What is the main role of the Na+/Ca2+ exchanger?
Extra point - What are its important properties?

It expels 1Ca2+ from the cell for 3Na+ in using the Na+ gradient set by the Na+/K+ ATPase (removes most of the Ca2+)
Extra point - It uses secondary active transport, Antiport, low affinity high capacity, Electrogenic (Current flows in the direction of the Na+ gradient) and activity is membrane potential dependent.


What happens to the Na+/Ca2+ exchanger in Ischaemia?
Extra point - Why?

The exchanger reverses so Na= in and Ca2+ out (Ca2+ is highly toxic)
Extra point - ATP is depleted so the Na+ pump is inhibited which causes it to accumulate in the cell --> depolarisation.


What are the acid extruders of a cell?

Na+/H+ exchanger.


What are the base extruders of a cell?

Anion exchanger Cl-/HCO3-


How does the Na+/H+ exchanger work?

It is electroneutral with 1Na+ in and 1H+ out.
Uses the concentration gradient set by Na+/K+ ATPase.
raises intracellular pH


What activates and inhibits the Na+/H+ exchanger?

Activated by growth factors
Inhibited by Amiloride.


How does the NBC exchanger work?

Uses the concentration gradient set by the Na+/K+ ATPase to bring Na+ and HCO3- in and H+/Cl- out. So raises the intracellular pH and regulated cell volume.

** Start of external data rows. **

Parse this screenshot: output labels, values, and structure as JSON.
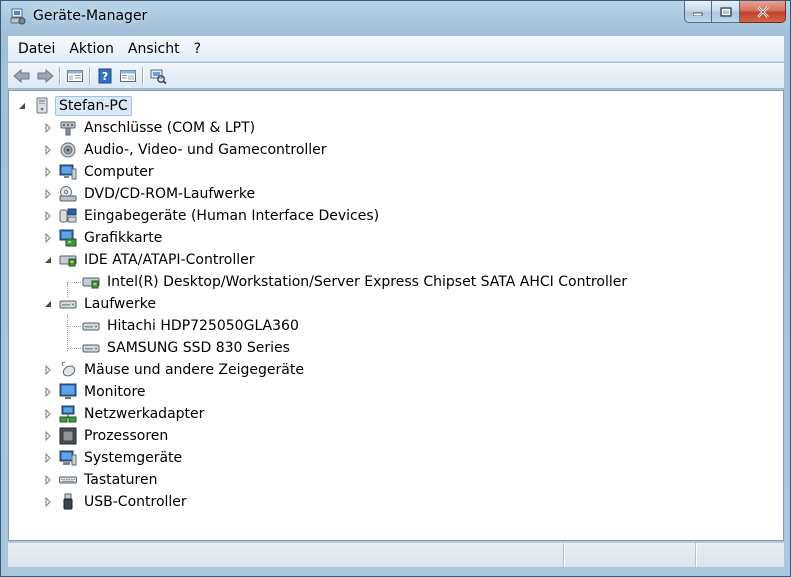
{
  "window": {
    "title": "Geräte-Manager",
    "icon": "device-manager-icon",
    "controls": [
      "minimize-icon",
      "maximize-icon",
      "close-icon"
    ]
  },
  "menu": {
    "items": [
      "Datei",
      "Aktion",
      "Ansicht",
      "?"
    ]
  },
  "toolbar": {
    "buttons": [
      "back-arrow-icon",
      "forward-arrow-icon",
      "show-hide-console-tree-icon",
      "help-icon",
      "properties-icon",
      "scan-hardware-icon"
    ]
  },
  "tree": {
    "root": {
      "label": "Stefan-PC",
      "icon": "computer-icon",
      "expanded": true
    },
    "categories": [
      {
        "label": "Anschlüsse (COM & LPT)",
        "icon": "port-icon",
        "expanded": false
      },
      {
        "label": "Audio-, Video- und Gamecontroller",
        "icon": "speaker-icon",
        "expanded": false
      },
      {
        "label": "Computer",
        "icon": "computer-icon",
        "expanded": false
      },
      {
        "label": "DVD/CD-ROM-Laufwerke",
        "icon": "dvd-drive-icon",
        "expanded": false
      },
      {
        "label": "Eingabegeräte (Human Interface Devices)",
        "icon": "hid-icon",
        "expanded": false
      },
      {
        "label": "Grafikkarte",
        "icon": "display-adapter-icon",
        "expanded": false
      },
      {
        "label": "IDE ATA/ATAPI-Controller",
        "icon": "ide-controller-icon",
        "expanded": true,
        "children": [
          "Intel(R) Desktop/Workstation/Server Express Chipset SATA AHCI Controller"
        ]
      },
      {
        "label": "Laufwerke",
        "icon": "disk-drive-icon",
        "expanded": true,
        "children": [
          "Hitachi HDP725050GLA360",
          "SAMSUNG SSD 830 Series"
        ]
      },
      {
        "label": "Mäuse und andere Zeigegeräte",
        "icon": "mouse-icon",
        "expanded": false
      },
      {
        "label": "Monitore",
        "icon": "monitor-icon",
        "expanded": false
      },
      {
        "label": "Netzwerkadapter",
        "icon": "network-adapter-icon",
        "expanded": false
      },
      {
        "label": "Prozessoren",
        "icon": "processor-icon",
        "expanded": false
      },
      {
        "label": "Systemgeräte",
        "icon": "system-device-icon",
        "expanded": false
      },
      {
        "label": "Tastaturen",
        "icon": "keyboard-icon",
        "expanded": false
      },
      {
        "label": "USB-Controller",
        "icon": "usb-icon",
        "expanded": false
      }
    ]
  },
  "statusbar": {
    "panes": [
      "",
      "",
      ""
    ]
  }
}
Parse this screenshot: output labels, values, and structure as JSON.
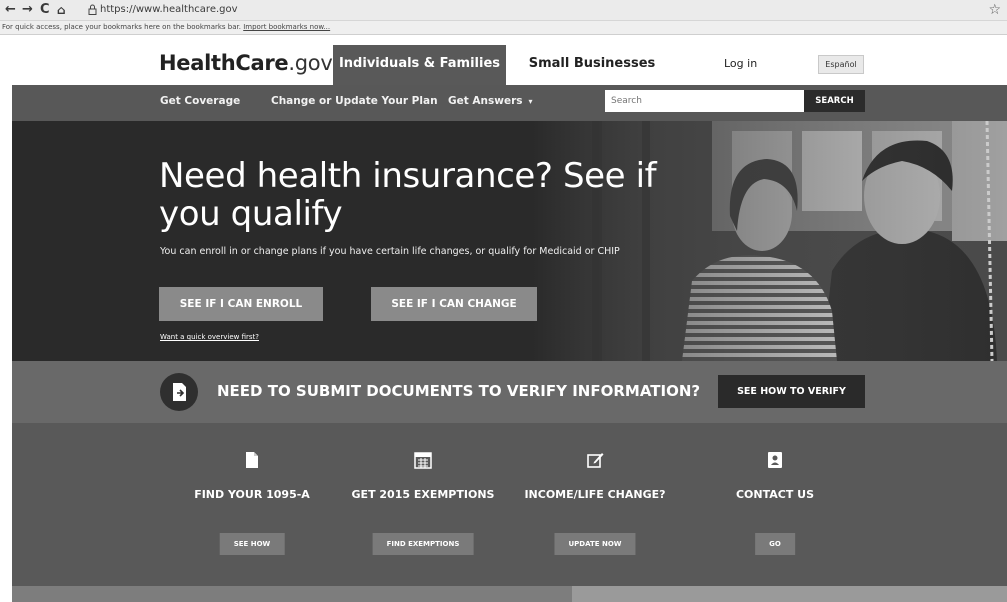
{
  "browser": {
    "url": "https://www.healthcare.gov",
    "bookmarks_text": "For quick access, place your bookmarks here on the bookmarks bar.",
    "bookmarks_link": "Import bookmarks now..."
  },
  "header": {
    "logo_main": "HealthCare",
    "logo_suffix": ".gov",
    "tab_individuals": "Individuals & Families",
    "tab_small_business": "Small Businesses",
    "login": "Log in",
    "espanol": "Español"
  },
  "nav": {
    "get_coverage": "Get Coverage",
    "change_plan": "Change or Update Your Plan",
    "get_answers": "Get Answers",
    "search_placeholder": "Search",
    "search_button": "SEARCH"
  },
  "hero": {
    "title": "Need health insurance? See if you qualify",
    "subtitle": "You can enroll in or change plans if you have certain life changes, or qualify for Medicaid or CHIP",
    "enroll_button": "SEE IF I CAN ENROLL",
    "change_button": "SEE IF I CAN CHANGE",
    "overview_link": "Want a quick overview first?"
  },
  "verify": {
    "text": "NEED TO SUBMIT DOCUMENTS TO VERIFY INFORMATION?",
    "button": "SEE HOW TO VERIFY"
  },
  "features": [
    {
      "title": "FIND YOUR 1095-A",
      "button": "SEE HOW",
      "icon": "document-icon"
    },
    {
      "title": "GET 2015 EXEMPTIONS",
      "button": "FIND EXEMPTIONS",
      "icon": "calendar-icon"
    },
    {
      "title": "INCOME/LIFE CHANGE?",
      "button": "UPDATE NOW",
      "icon": "edit-icon"
    },
    {
      "title": "CONTACT US",
      "button": "GO",
      "icon": "contact-card-icon"
    }
  ]
}
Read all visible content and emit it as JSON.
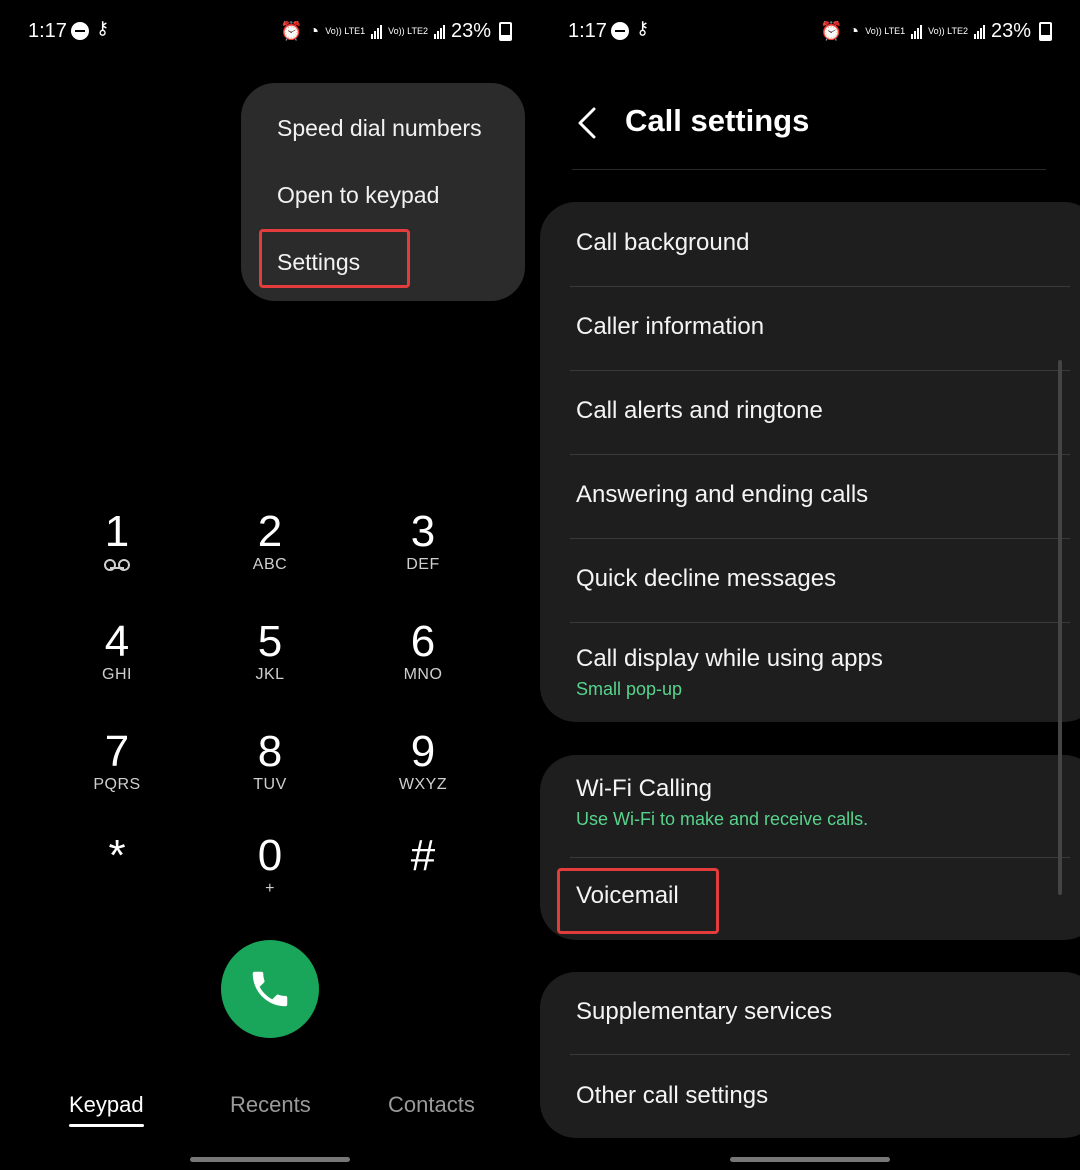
{
  "status": {
    "time": "1:17",
    "battery": "23%",
    "volte1": "Vo)) LTE1",
    "volte2": "Vo)) LTE2"
  },
  "menu": {
    "items": [
      "Speed dial numbers",
      "Open to keypad",
      "Settings"
    ],
    "highlighted": "Settings"
  },
  "keypad": {
    "keys": [
      {
        "digit": "1",
        "letters": ""
      },
      {
        "digit": "2",
        "letters": "ABC"
      },
      {
        "digit": "3",
        "letters": "DEF"
      },
      {
        "digit": "4",
        "letters": "GHI"
      },
      {
        "digit": "5",
        "letters": "JKL"
      },
      {
        "digit": "6",
        "letters": "MNO"
      },
      {
        "digit": "7",
        "letters": "PQRS"
      },
      {
        "digit": "8",
        "letters": "TUV"
      },
      {
        "digit": "9",
        "letters": "WXYZ"
      },
      {
        "digit": "*",
        "letters": ""
      },
      {
        "digit": "0",
        "letters": "+"
      },
      {
        "digit": "#",
        "letters": ""
      }
    ],
    "call_icon": "phone-icon",
    "call_color": "#1aa65a"
  },
  "tabs": {
    "keypad": "Keypad",
    "recents": "Recents",
    "contacts": "Contacts",
    "active": "Keypad"
  },
  "settings": {
    "title": "Call settings",
    "group1": [
      {
        "title": "Call background",
        "subtitle": ""
      },
      {
        "title": "Caller information",
        "subtitle": ""
      },
      {
        "title": "Call alerts and ringtone",
        "subtitle": ""
      },
      {
        "title": "Answering and ending calls",
        "subtitle": ""
      },
      {
        "title": "Quick decline messages",
        "subtitle": ""
      },
      {
        "title": "Call display while using apps",
        "subtitle": "Small pop-up"
      }
    ],
    "group2": [
      {
        "title": "Wi-Fi Calling",
        "subtitle": "Use Wi-Fi to make and receive calls."
      },
      {
        "title": "Voicemail",
        "subtitle": ""
      }
    ],
    "group3": [
      {
        "title": "Supplementary services",
        "subtitle": ""
      },
      {
        "title": "Other call settings",
        "subtitle": ""
      }
    ],
    "highlighted": "Voicemail",
    "accent_color": "#57d38c",
    "highlight_color": "#e23c3c"
  }
}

How does the Anion exchanger work?

It acidifies the cell by removing base.
Involved in cell volume regulation.


How can ion transport regulate cell volume?

Osmotically active ions are transported in or out of the cell and water follows.


What are the osmotically active ions and organic osmolytes?

Osmotically active ions are Na+ K+ Cl-
Organic osmolytes are amino acids.


What happens to the ions if the cell is swelling?

They move out of the cell so water follows and is lost.


What happens to the ions if the cell is shrinking?

They move into the cell so water follows and is gained.


What is the goal of renal anti hypertensive therapy?

To reduce the reuptake of Na+ so less water is reabsorbed. Therefore reducing blood volume.


How does aquaporin (A protein) work in the kidneys?
Extra point - What causes its inclusion in the membrane?

It allows water to cross the membrane more easily into the cells.
Extra point - Anti diuretic hormone


How do Loop diuretics prevent the movement of water back into the renal cells?

They prevent Na+ reuptake in the thick ascending limb.


How does Amiloride prevent the movement of water back into kidney cells?

It prevents Na+ uptake in the distal convoluted tubule and proximal tubule.


What does Aldosterone do to the Na+ transporters in the kidneys?
Extra point - What can be used to treat high levels of it?

It up regulates the transporters.
Extra point - Spironolactone


What does a faulty CFTR protein cause?

An accumulation of Cl- in a cell so water moves into the cell via osmosis resulting in sticky mucus in the lumen.


What happens to cause Diarrhoea?

CFTR is phosphorylated by Protein Kinase A which causes it to become overly active.
Therefore Cl- is transported into the kumen (excessively)
Water follows by osmosis resulting in symptoms.